It is not hard to imagine that a military influenced association flourished on the City College campus when the country was about to enter the second biggest war the world has ever seen. In 1921, a group of five ambitious undergraduates sought to foster the spirit of camaraderie and good fellowship among the officers of the R.O.T.C. by establishing the new Officers' Club of CCNY. The club sparked the recruitment of over a hundred members, five times the number of members when it was initially founded. The Officers' Club varied activities provided the focal point for the social life of its cadet officers. The activities of the Officers' Club were far from being restricted to simply club activities. Whenever there was an official college ceremony such as Charter Day or Commencement, it was the members of the club who had the responsibility of acting as standard bearers. During Army Day or Armistice Day parades, and other civic functions, the club members would perform the duties of the ceremonies.
On April 13, 1934, the Class of 1938 witnessed the feverish activity of the first anti-war strike. Eight hundred students gathered at a flagpole meeting, which was led by the passionate, deep-voiced Eddie Alexander. The College authorities had previously declared such a meeting illegal. The meeting was broken up by acting Dean Morton D. Gottschall, who was aided by Sergeant Buccarelli of the Military Science Department and the police.
Election for the class council made Robert van Santen president, Joseph Brody, vice-president and Cliff Sagar, secretary. The class sponsored a newspaper, The Recorder, which was issued only once until its reappearance as the Jester in the senior year. In September, the second half of the class poured in through the portals of the Colleges and filled what President once called "these cloistered halls". There the class of 1938 elected Solomon Chaikin to the presidency and secretariate.

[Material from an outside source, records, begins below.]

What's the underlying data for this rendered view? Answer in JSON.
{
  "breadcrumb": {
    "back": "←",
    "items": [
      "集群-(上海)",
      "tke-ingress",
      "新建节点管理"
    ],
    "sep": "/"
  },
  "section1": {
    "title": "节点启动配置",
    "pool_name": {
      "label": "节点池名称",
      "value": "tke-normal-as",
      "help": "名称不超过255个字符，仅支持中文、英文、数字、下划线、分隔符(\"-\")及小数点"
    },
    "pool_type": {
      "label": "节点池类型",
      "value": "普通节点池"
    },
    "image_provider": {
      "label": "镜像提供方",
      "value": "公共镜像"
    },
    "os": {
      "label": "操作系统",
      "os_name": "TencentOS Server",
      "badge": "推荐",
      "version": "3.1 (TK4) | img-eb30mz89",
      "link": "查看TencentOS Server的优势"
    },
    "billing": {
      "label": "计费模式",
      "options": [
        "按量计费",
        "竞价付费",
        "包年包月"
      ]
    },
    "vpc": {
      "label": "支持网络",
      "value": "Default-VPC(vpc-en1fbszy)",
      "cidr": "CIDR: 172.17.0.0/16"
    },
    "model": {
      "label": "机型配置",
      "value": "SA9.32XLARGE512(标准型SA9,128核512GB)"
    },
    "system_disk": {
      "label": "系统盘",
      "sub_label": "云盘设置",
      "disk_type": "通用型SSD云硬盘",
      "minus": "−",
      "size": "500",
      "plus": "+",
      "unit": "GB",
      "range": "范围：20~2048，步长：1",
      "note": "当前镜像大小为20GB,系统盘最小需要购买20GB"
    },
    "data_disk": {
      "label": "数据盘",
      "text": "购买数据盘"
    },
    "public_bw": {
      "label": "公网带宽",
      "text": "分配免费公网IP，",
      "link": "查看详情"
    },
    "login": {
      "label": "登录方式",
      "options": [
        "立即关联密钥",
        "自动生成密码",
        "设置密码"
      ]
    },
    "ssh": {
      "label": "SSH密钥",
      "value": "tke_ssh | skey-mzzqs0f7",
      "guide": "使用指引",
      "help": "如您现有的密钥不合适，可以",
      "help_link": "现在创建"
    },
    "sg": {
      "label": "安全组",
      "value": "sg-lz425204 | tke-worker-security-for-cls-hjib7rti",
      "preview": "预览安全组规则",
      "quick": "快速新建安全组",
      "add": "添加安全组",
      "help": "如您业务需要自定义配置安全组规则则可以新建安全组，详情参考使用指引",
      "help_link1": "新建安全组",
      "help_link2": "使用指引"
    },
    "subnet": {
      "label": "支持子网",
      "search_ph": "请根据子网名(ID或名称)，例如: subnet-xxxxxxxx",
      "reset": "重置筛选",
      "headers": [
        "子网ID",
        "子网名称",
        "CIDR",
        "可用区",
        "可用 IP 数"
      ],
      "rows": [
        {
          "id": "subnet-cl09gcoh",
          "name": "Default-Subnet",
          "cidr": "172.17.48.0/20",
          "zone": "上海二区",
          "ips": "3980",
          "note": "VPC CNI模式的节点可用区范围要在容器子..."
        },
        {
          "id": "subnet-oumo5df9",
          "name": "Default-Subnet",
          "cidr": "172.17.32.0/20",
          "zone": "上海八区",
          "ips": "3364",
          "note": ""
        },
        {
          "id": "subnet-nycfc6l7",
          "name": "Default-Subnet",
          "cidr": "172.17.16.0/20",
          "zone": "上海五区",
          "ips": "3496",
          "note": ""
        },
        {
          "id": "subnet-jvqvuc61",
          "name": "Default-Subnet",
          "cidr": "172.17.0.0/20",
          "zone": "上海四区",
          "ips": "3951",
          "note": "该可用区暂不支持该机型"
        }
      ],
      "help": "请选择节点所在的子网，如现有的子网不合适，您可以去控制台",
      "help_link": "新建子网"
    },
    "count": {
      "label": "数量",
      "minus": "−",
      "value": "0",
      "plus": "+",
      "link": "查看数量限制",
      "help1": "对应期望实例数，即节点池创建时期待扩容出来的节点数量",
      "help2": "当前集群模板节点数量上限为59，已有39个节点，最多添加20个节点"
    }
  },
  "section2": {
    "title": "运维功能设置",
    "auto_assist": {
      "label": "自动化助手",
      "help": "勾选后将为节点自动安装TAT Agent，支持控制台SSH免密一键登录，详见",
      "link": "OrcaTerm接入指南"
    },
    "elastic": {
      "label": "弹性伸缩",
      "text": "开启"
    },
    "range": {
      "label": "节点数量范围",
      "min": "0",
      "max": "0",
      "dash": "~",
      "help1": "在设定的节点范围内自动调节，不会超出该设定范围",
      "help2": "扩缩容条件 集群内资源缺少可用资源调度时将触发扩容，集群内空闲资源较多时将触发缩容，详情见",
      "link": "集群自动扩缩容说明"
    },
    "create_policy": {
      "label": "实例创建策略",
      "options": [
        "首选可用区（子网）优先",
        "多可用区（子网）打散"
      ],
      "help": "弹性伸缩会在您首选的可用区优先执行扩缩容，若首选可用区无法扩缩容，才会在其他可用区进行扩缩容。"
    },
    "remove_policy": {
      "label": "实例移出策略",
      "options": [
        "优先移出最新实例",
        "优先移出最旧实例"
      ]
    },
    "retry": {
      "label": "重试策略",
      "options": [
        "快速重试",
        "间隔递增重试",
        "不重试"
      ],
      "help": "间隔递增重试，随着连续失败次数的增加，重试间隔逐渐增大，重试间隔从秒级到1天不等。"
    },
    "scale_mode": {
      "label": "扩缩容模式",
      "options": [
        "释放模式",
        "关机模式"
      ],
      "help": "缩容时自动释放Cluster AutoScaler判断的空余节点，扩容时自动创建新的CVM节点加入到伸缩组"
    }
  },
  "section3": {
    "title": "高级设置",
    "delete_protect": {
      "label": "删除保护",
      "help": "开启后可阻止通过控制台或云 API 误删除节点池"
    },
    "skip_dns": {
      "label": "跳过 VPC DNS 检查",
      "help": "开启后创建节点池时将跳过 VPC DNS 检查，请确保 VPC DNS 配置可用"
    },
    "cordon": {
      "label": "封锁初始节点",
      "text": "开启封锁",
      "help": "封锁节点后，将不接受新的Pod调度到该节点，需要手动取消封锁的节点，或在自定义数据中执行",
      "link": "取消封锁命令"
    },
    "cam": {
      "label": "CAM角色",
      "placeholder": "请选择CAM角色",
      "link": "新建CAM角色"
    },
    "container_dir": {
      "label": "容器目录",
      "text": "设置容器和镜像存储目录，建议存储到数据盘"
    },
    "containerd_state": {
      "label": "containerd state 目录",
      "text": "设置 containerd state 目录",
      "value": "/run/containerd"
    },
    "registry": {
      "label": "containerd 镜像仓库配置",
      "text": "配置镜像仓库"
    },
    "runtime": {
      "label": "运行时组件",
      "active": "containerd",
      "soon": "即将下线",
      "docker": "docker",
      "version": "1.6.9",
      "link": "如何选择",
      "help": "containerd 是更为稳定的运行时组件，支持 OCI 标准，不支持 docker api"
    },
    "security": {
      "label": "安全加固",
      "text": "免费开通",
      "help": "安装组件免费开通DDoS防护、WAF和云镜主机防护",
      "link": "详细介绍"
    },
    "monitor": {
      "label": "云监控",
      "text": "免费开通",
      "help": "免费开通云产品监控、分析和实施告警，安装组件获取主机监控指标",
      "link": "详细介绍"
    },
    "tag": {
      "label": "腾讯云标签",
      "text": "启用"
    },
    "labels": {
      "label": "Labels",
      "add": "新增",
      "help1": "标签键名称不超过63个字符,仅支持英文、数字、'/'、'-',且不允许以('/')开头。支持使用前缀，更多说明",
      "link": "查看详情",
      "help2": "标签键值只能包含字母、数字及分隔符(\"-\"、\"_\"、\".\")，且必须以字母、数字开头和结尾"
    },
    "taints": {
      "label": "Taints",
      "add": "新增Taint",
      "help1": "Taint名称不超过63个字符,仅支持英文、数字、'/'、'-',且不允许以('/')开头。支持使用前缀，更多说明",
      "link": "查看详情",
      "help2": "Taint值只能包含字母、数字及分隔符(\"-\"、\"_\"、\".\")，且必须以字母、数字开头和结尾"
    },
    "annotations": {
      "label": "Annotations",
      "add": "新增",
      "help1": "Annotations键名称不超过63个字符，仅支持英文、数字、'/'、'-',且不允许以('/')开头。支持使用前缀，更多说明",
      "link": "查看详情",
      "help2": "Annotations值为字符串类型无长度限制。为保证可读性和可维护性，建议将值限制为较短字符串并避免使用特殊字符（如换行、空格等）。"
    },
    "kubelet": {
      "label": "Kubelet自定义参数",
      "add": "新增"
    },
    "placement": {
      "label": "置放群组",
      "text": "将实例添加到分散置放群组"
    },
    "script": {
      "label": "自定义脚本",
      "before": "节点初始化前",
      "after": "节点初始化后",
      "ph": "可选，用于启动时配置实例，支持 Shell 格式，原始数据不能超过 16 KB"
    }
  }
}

On December 7, Mr.Mortimer Karpp, then advisor to the freshmen class, introduced the House Plan idea at a "free cigarette" smoker. Seventeen of the twenty-one students who had been expelled for their activities in the "Jingo Day" celebration of 1933, marked by the famous incident of the flailing umbrella, were reinstated.
In an era of global political struggle, a spark of a roaring fire was ignited here at the City College of New York, when the Campus announced on the fifth of October that a small group of touring Italian students (the Italian government was under Fascism at the time) were to appear at the freshmen chapel in the Great Halls. The Student Council planned a protest meeting and sent a letter to President Robinson, calling for a cancellation of the official College welcome. On October 9, two thousand students jammed into the Great Hall. President Robinson's welcome speech was greeted with boos and hisses by the students. Edwin Alexander, representative of the Student Council, gave a politically motivated address, which ticked off the Italian students, who were offended by being labeled "enslaved by their Fascist government." Alexander was forced off the stage while thousands of students roared "Let Alexander speak !" The conflict waged on between the student body and the administration, which prompted the college to temporarily suspend Student Council activities until both sides came to terms.
The college's Society of Optimists was set up in 1935 by a group of pre-medical hopefuls who had decided to look into their common problems for themselves. Spurred on by the loud and long laments of the many City College students who failed to be admitted to med school, the founders established the society. The primary function of the organization was to be the study of ways and means to aid these and future undergraduates in their pursuit of med-school.
The rivalry between CCNY and NYU was played out on the football field and the basketball court. While NYU seemed to have the advantage in tournament play, CCNY athletes were motivated to defeat their arch nemeses. CCNY closed its basketball season with an 13-3 record and was regarded as a great team, despite not being a championship team.
The fall of 1935 saw the beginning of a new era in the social lives of City College men, when the gym dances made their first appearance under the sponsorship of the House Plan. Other organizations soon followed suit, and these affairs became frequent, enjoyable, and financially successful.
Even though the class of 1938 could not predict their future, they knew for certain that strength and optimism were imprinted on them by their individual experiences in the City College of New York.